Surely this use of language justifies a legal investigation

BorisWhen Boris claimed on LBC radio that £60m of public money had been ejaculated up a wall by the Police service investigating historic child abuse cases he surely crossed some sort of line. Had he crossed it in private he would deserve being privately corrected, because he crossed it in public in a broadcast setting he deserves a public form of correction, and there is also a question regarding the use of such language in public, by a senior public official. If he had accused the police of being w*nk*rs that would seem to deeply offensive and yet that is precisely the nature of the language he has used. Of course being a posh boy he used the phrase spaffed rather than ejaculated, but that does not change matters in the slightest. The question is what sort of responses will LBC, Ofcom,  Parliament, the national Conservative Party and Uxbridge and South Ruislip Conservative Party make. Indeed has he broken any laws?
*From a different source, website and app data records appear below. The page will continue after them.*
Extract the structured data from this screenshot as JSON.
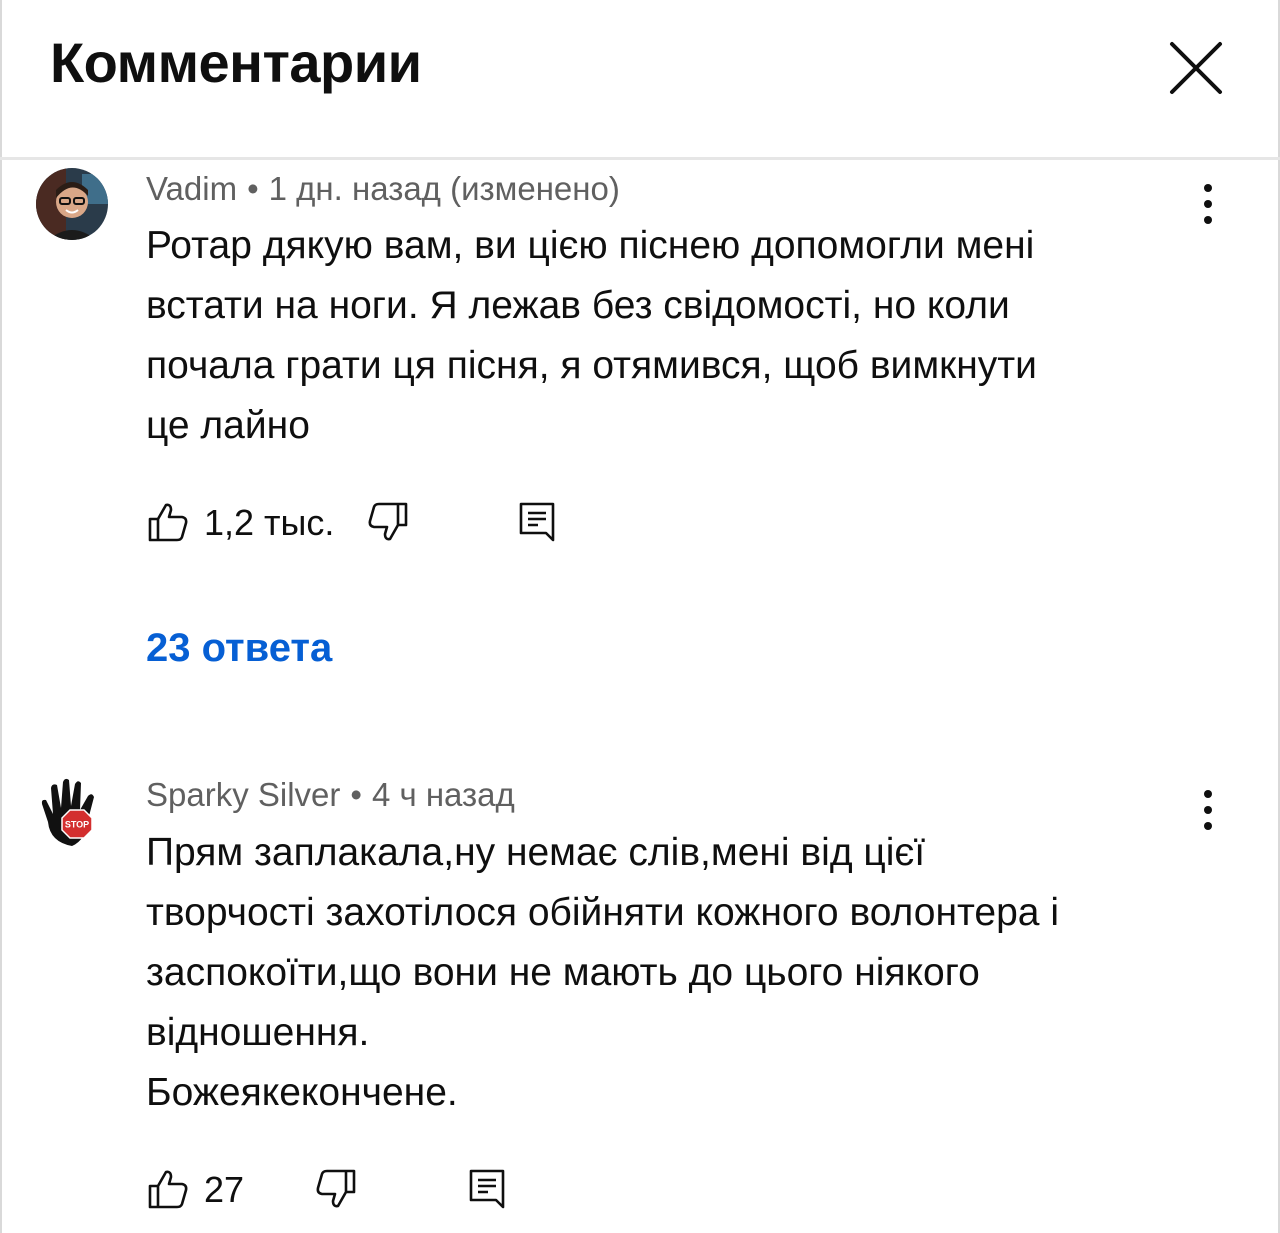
{
  "header": {
    "title": "Комментарии"
  },
  "comments": [
    {
      "author": "Vadim",
      "time": "1 дн. назад (изменено)",
      "text_lines": [
        "Ротар дякую вам, ви цією піснею допомогли мені",
        "встати на ноги. Я лежав без свідомості, но коли",
        "почала грати ця пісня, я отямився, щоб вимкнути",
        "це лайно"
      ],
      "likes": "1,2 тыс.",
      "replies": "23 ответа"
    },
    {
      "author": "Sparky Silver",
      "time": "4 ч назад",
      "text_lines": [
        "Прям заплакала,ну немає слів,мені від цієї",
        "творчості захотілося обійняти кожного волонтера і",
        "заспокоїти,що вони не мають до цього ніякого",
        "відношення.",
        "Божеякекончене."
      ],
      "likes": "27",
      "avatar_stamp": "STOP"
    }
  ],
  "separator": "•",
  "icons": {
    "close": "close-icon",
    "more": "more-vert-icon",
    "like": "thumb-up-icon",
    "dislike": "thumb-down-icon",
    "reply": "reply-comment-icon"
  },
  "colors": {
    "link": "#065fd4",
    "meta": "#606060",
    "text": "#0f0f0f"
  }
}
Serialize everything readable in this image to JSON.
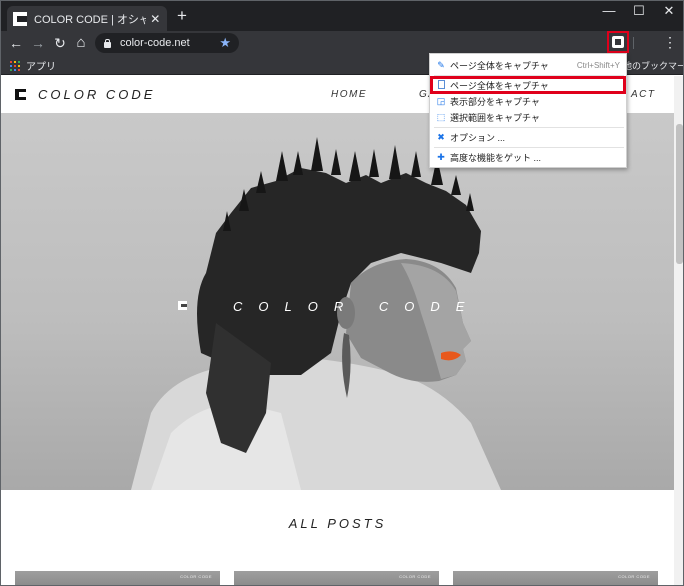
{
  "tab": {
    "title": "COLOR CODE | オシャレなもの好きな",
    "close": "✕"
  },
  "newtab": "+",
  "window_controls": {
    "minimize": "—",
    "maximize": "☐",
    "close": "✕"
  },
  "toolbar": {
    "back": "←",
    "forward": "→",
    "reload": "↻",
    "home": "⌂",
    "url": "color-code.net",
    "star": "★",
    "menu": "⋮"
  },
  "bookmarks": {
    "apps": "アプリ",
    "other": "他のブックマーク",
    "apps_colors": [
      "#ea4335",
      "#fbbc05",
      "#34a853",
      "#4285f4",
      "#ea4335",
      "#fbbc05",
      "#34a853",
      "#4285f4",
      "#ea4335"
    ]
  },
  "site": {
    "logo": "COLOR CODE",
    "nav": [
      "HOME",
      "GA",
      "ACT"
    ],
    "hero_title": "COLOR CODE",
    "section_title": "ALL POSTS",
    "card_label": "COLOR CODE"
  },
  "menu": {
    "items": [
      {
        "icon": "brush-icon",
        "glyph": "✎",
        "label": "ページ全体をキャプチャ",
        "shortcut": "Ctrl+Shift+Y"
      },
      {
        "icon": "document-icon",
        "glyph": "",
        "label": "ページ全体をキャプチャ",
        "shortcut": ""
      },
      {
        "icon": "visible-area-icon",
        "glyph": "◲",
        "label": "表示部分をキャプチャ",
        "shortcut": ""
      },
      {
        "icon": "select-area-icon",
        "glyph": "⬚",
        "label": "選択範囲をキャプチャ",
        "shortcut": ""
      },
      {
        "icon": "wrench-icon",
        "glyph": "✖",
        "label": "オプション ...",
        "shortcut": ""
      },
      {
        "icon": "plus-icon",
        "glyph": "✚",
        "label": "高度な機能をゲット ...",
        "shortcut": ""
      }
    ]
  },
  "colors": {
    "highlight": "#e0001b",
    "accent": "#1a73e8"
  }
}
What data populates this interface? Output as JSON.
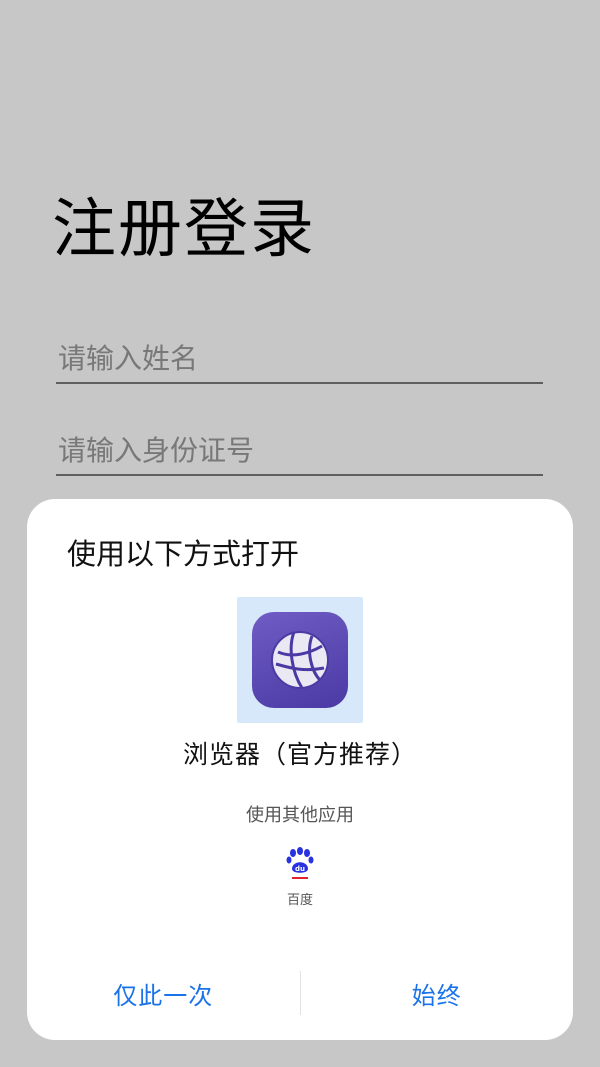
{
  "page": {
    "title": "注册登录",
    "name_field": {
      "placeholder": "请输入姓名",
      "value": ""
    },
    "id_field": {
      "placeholder": "请输入身份证号",
      "value": ""
    }
  },
  "dialog": {
    "title": "使用以下方式打开",
    "recommended_app": {
      "name": "浏览器（官方推荐）",
      "icon": "browser-globe-icon"
    },
    "other_apps_label": "使用其他应用",
    "other_apps": [
      {
        "name": "百度",
        "icon": "baidu-paw-icon"
      }
    ],
    "actions": {
      "once": "仅此一次",
      "always": "始终"
    }
  },
  "colors": {
    "accent": "#1a73e8",
    "browser_icon": "#5a48b5",
    "tile_highlight": "#d7e8fb",
    "baidu_blue": "#2932e1",
    "baidu_red": "#e1242c"
  }
}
The prospect of the Tory Party or Parliament responding is probably pretty low, but maybe they will have the guts to challenge this man who is so well rewarded from public funds. Maybe LBC could ban him from their studios?

Of course he is entitled to his opinion regarding how public money should be spent and indeed was at one time responsible for making public spending decisions. We can all recall how it was recently announced that his decision to allocate £53m of public funds to the building of a bridge across the Thames which never happened seems like a much bigger way of wasting public money than the use of a similar sum to investigate crimes that in many cases have been covered up by the state and society in the past.

About ianchisnall

I am passionate about the need for public policies to be made accessible to everyone, especially those who want to improve the wellbeing of their communities. I am particularly interested in issues related to crime and policing as well as health services and strategic planning.
This entry was posted in Parliament and Democracy, Policing and tagged , , , , . Bookmark the permalink.

Leave a Reply

Fill in your details below or click an icon to log in: Logo

You are commenting using your account. Log Out /  Change )

Twitter picture

You are commenting using your Twitter account. Log Out /  Change )

Facebook photo

You are commenting using your Facebook account. Log Out /  Change )

Connecting to %s